According to an analysis of BA.2 released by the U.K.'s Health Security Agency (HSA) last week, BA.2 had an increased growth rate around 75 percent higher than that of BA.1.

BA.2 is sometimes informally referred to as "Stealth Omicron" since it is detected via tests in a different way to BA.1.

The U.S. is not the only country where BA.2 is thought to be dominant. On March 22, the World Health Organization (WHO) released an epidemiological update on COVID-19 in which it said BA.2 had become "the predominant variant" globally, noting its steady increase as a proportion of other variants since the end of 2021.

Despite BA.2's global spread, the variant does not appear to be associated with an increased risk of hospitalization compared to BA.1, according to the aforementioned HSA analysis—something researchers have been noting for weeks.

One crucial characteristic of BA.2 is its ability to reinfect people who have already caught BA.1, meaning they could potentially catch Omicron twice.
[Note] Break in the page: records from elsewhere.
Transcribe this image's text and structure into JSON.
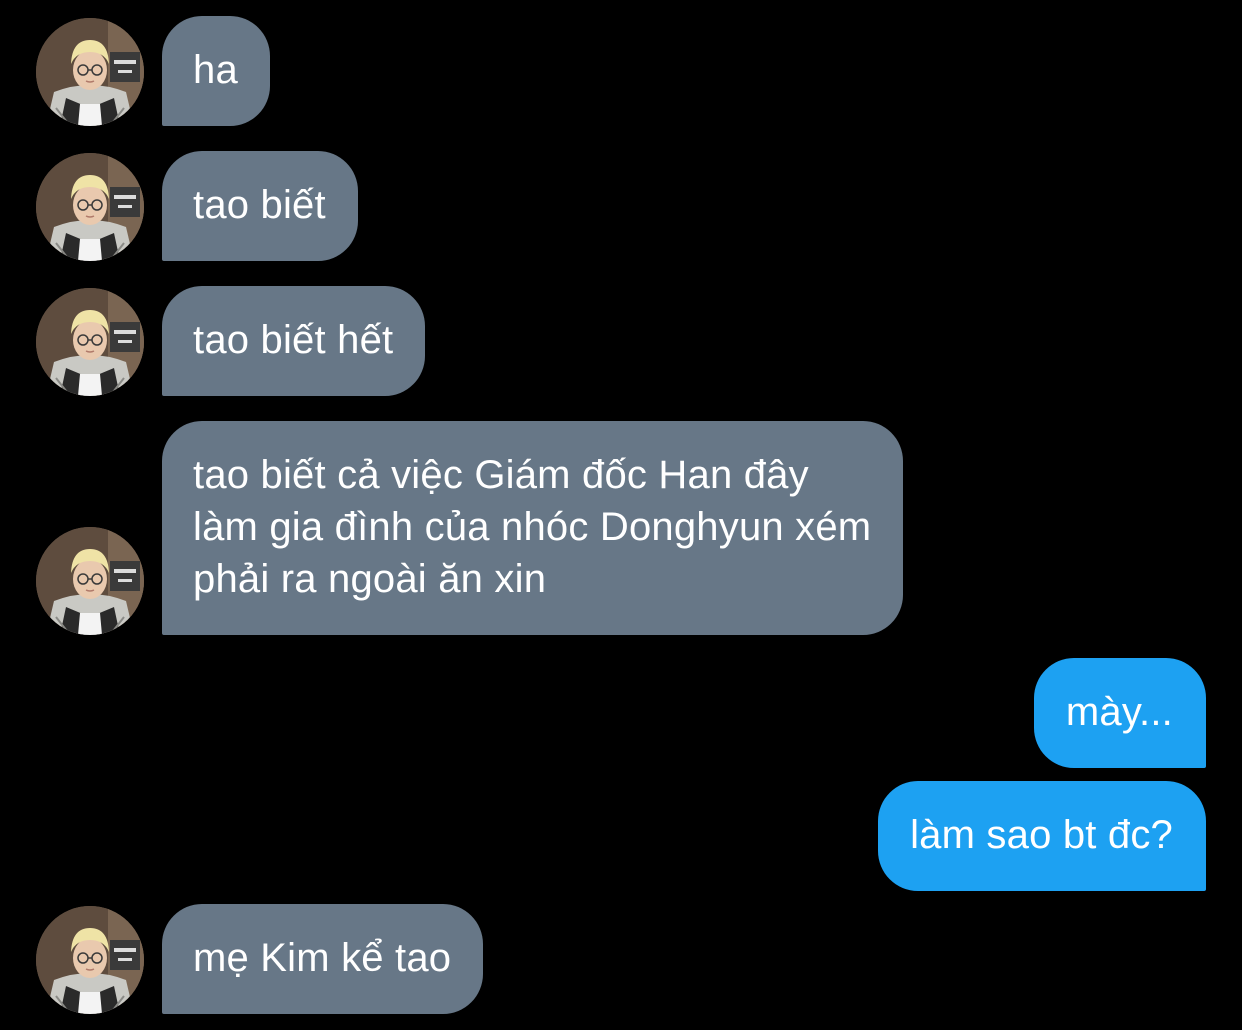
{
  "conversation": {
    "messages": [
      {
        "direction": "incoming",
        "text": "ha",
        "avatar": "avatar-blond-boy-glasses"
      },
      {
        "direction": "incoming",
        "text": "tao biết",
        "avatar": "avatar-blond-boy-glasses"
      },
      {
        "direction": "incoming",
        "text": "tao biết hết",
        "avatar": "avatar-blond-boy-glasses"
      },
      {
        "direction": "incoming",
        "text": "tao biết cả việc Giám đốc Han đây\nlàm gia đình của nhóc Donghyun xém\nphải ra ngoài ăn xin",
        "avatar": "avatar-blond-boy-glasses"
      },
      {
        "direction": "outgoing",
        "text": "mày..."
      },
      {
        "direction": "outgoing",
        "text": "làm sao bt đc?"
      },
      {
        "direction": "incoming",
        "text": "mẹ Kim kể tao",
        "avatar": "avatar-blond-boy-glasses"
      }
    ]
  },
  "colors": {
    "background": "#000000",
    "incoming_bubble": "#677787",
    "outgoing_bubble": "#1da1f2",
    "text": "#ffffff"
  }
}
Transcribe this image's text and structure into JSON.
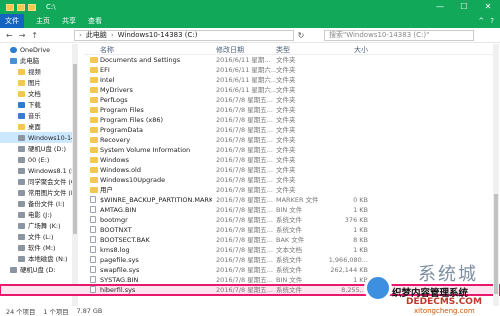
{
  "window": {
    "title": "C:\\",
    "controls": [
      "—",
      "☐",
      "✕"
    ]
  },
  "ribbon": {
    "file_tab": "文件",
    "tabs": [
      "主页",
      "共享",
      "查看"
    ],
    "right": [
      "^",
      "?"
    ]
  },
  "address": {
    "path": [
      "此电脑",
      "Windows10-14383 (C:)"
    ],
    "search_placeholder": "搜索\"Windows10-14383 (C:)\""
  },
  "nav": [
    {
      "label": "OneDrive",
      "icon": "cloud",
      "sub": false,
      "selected": false
    },
    {
      "label": "此电脑",
      "icon": "pc",
      "sub": false,
      "selected": false
    },
    {
      "label": "视频",
      "icon": "folder",
      "sub": true,
      "selected": false
    },
    {
      "label": "图片",
      "icon": "folder",
      "sub": true,
      "selected": false
    },
    {
      "label": "文档",
      "icon": "folder",
      "sub": true,
      "selected": false
    },
    {
      "label": "下载",
      "icon": "dl",
      "sub": true,
      "selected": false
    },
    {
      "label": "音乐",
      "icon": "music",
      "sub": true,
      "selected": false
    },
    {
      "label": "桌面",
      "icon": "folder",
      "sub": true,
      "selected": false
    },
    {
      "label": "Windows10-14",
      "icon": "drive",
      "sub": true,
      "selected": true
    },
    {
      "label": "硬机U盘 (D:)",
      "icon": "drive",
      "sub": true,
      "selected": false
    },
    {
      "label": "00 (E:)",
      "icon": "drive",
      "sub": true,
      "selected": false
    },
    {
      "label": "Windows8.1 (F",
      "icon": "drive",
      "sub": true,
      "selected": false
    },
    {
      "label": "同学聚会文件 (G",
      "icon": "drive",
      "sub": true,
      "selected": false
    },
    {
      "label": "常用图片文件 (H",
      "icon": "drive",
      "sub": true,
      "selected": false
    },
    {
      "label": "备份文件 (I:)",
      "icon": "drive",
      "sub": true,
      "selected": false
    },
    {
      "label": "电影 (J:)",
      "icon": "drive",
      "sub": true,
      "selected": false
    },
    {
      "label": "广场舞 (K:)",
      "icon": "drive",
      "sub": true,
      "selected": false
    },
    {
      "label": "文件 (L:)",
      "icon": "drive",
      "sub": true,
      "selected": false
    },
    {
      "label": "软件 (M:)",
      "icon": "drive",
      "sub": true,
      "selected": false
    },
    {
      "label": "本地磁盘 (N:)",
      "icon": "drive",
      "sub": true,
      "selected": false
    },
    {
      "label": "硬机U盘 (D:",
      "icon": "drive",
      "sub": false,
      "selected": false
    }
  ],
  "columns": {
    "name": "名称",
    "date": "修改日期",
    "type": "类型",
    "size": "大小"
  },
  "files": [
    {
      "name": "Documents and Settings",
      "date": "2016/6/11 星期...",
      "type": "文件夹",
      "size": "",
      "kind": "folder"
    },
    {
      "name": "EFI",
      "date": "2016/6/11 星期六...",
      "type": "文件夹",
      "size": "",
      "kind": "folder"
    },
    {
      "name": "Intel",
      "date": "2016/6/11 星期六...",
      "type": "文件夹",
      "size": "",
      "kind": "folder"
    },
    {
      "name": "MyDrivers",
      "date": "2016/6/11 星期六...",
      "type": "文件夹",
      "size": "",
      "kind": "folder"
    },
    {
      "name": "PerfLogs",
      "date": "2016/7/8 星期五...",
      "type": "文件夹",
      "size": "",
      "kind": "folder"
    },
    {
      "name": "Program Files",
      "date": "2016/7/8 星期五...",
      "type": "文件夹",
      "size": "",
      "kind": "folder"
    },
    {
      "name": "Program Files (x86)",
      "date": "2016/7/8 星期五...",
      "type": "文件夹",
      "size": "",
      "kind": "folder"
    },
    {
      "name": "ProgramData",
      "date": "2016/7/8 星期五...",
      "type": "文件夹",
      "size": "",
      "kind": "folder"
    },
    {
      "name": "Recovery",
      "date": "2016/7/8 星期五...",
      "type": "文件夹",
      "size": "",
      "kind": "folder"
    },
    {
      "name": "System Volume Information",
      "date": "2016/7/8 星期五...",
      "type": "文件夹",
      "size": "",
      "kind": "folder"
    },
    {
      "name": "Windows",
      "date": "2016/7/8 星期五...",
      "type": "文件夹",
      "size": "",
      "kind": "folder"
    },
    {
      "name": "Windows.old",
      "date": "2016/7/8 星期五...",
      "type": "文件夹",
      "size": "",
      "kind": "folder"
    },
    {
      "name": "Windows10Upgrade",
      "date": "2016/7/8 星期五...",
      "type": "文件夹",
      "size": "",
      "kind": "folder"
    },
    {
      "name": "用户",
      "date": "2016/7/8 星期五...",
      "type": "文件夹",
      "size": "",
      "kind": "folder"
    },
    {
      "name": "$WINRE_BACKUP_PARTITION.MARKER",
      "date": "2016/7/8 星期五...",
      "type": "MARKER 文件",
      "size": "0 KB",
      "kind": "file"
    },
    {
      "name": "AMTAG.BIN",
      "date": "2016/7/8 星期五...",
      "type": "BIN 文件",
      "size": "1 KB",
      "kind": "file"
    },
    {
      "name": "bootmgr",
      "date": "2016/7/8 星期五...",
      "type": "系统文件",
      "size": "376 KB",
      "kind": "file"
    },
    {
      "name": "BOOTNXT",
      "date": "2016/7/8 星期五...",
      "type": "系统文件",
      "size": "1 KB",
      "kind": "file"
    },
    {
      "name": "BOOTSECT.BAK",
      "date": "2016/7/8 星期五...",
      "type": "BAK 文件",
      "size": "8 KB",
      "kind": "file"
    },
    {
      "name": "kms8.log",
      "date": "2016/7/8 星期五...",
      "type": "文本文档",
      "size": "1 KB",
      "kind": "file"
    },
    {
      "name": "pagefile.sys",
      "date": "2016/7/8 星期五...",
      "type": "系统文件",
      "size": "1,966,080...",
      "kind": "file"
    },
    {
      "name": "swapfile.sys",
      "date": "2016/7/8 星期五...",
      "type": "系统文件",
      "size": "262,144 KB",
      "kind": "file"
    },
    {
      "name": "SYSTAG.BIN",
      "date": "2016/7/8 星期五...",
      "type": "BIN 文件",
      "size": "1 KB",
      "kind": "file"
    },
    {
      "name": "hiberfil.sys",
      "date": "2016/7/8 星期五...",
      "type": "系统文件",
      "size": "8,255,...",
      "kind": "file",
      "highlighted": true
    }
  ],
  "status": {
    "count": "24 个项目",
    "selected": "1 个项目",
    "size": "7.87 GB"
  },
  "watermark": {
    "brand": "系统城",
    "tagline": "织梦内容管理系统",
    "domain": "DEDECMS.COM",
    "domain2": "xitongcheng.com"
  },
  "colors": {
    "titlebar": "#12a85a",
    "file_tab": "#1565c0",
    "highlight": "#e8186c",
    "selected_nav": "#cce8ff"
  }
}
A number of such cases have been identified, and surveillance is ongoing.

In terms of vaccines, vaccine effectiveness against both symptomatic disease and hospitalization was described as similar for BA.1 and BA.2 according to a vaccine surveillance report from the HSA on March 24. While such effectiveness wanes over time, booster shots appear to boost this protection well.

HSA BA.2 vaccine effectiveness graph
A screenshot of a graph from a U.K. Health Surveillance Agency vaccine report on March 24, 2022, showing vaccine effectiveness against symptomatic disease from BA.2 and BA.1 over time. U.K. HSA

Despite BA.2's dominance in the U.S., COVID-19 cases had remained steady over the past several days as of Tuesday morning this week.

CDC figures show the seven-day moving average of new cases has remained between 27,000 and 28,000 for over a week up to March 27.

Experts told Newsweek earlier this month that BA.2 could possibly cause another wave of COVID-19 cases in the U.S.

Person with COVID sample
A photo shows a health worker handling a COVID test vial in Hawthorne, California, on January 18, 2022. BA.2 is dominant in the U.S., according to CDC estimates. Patrick T. Fallon/AFP/Getty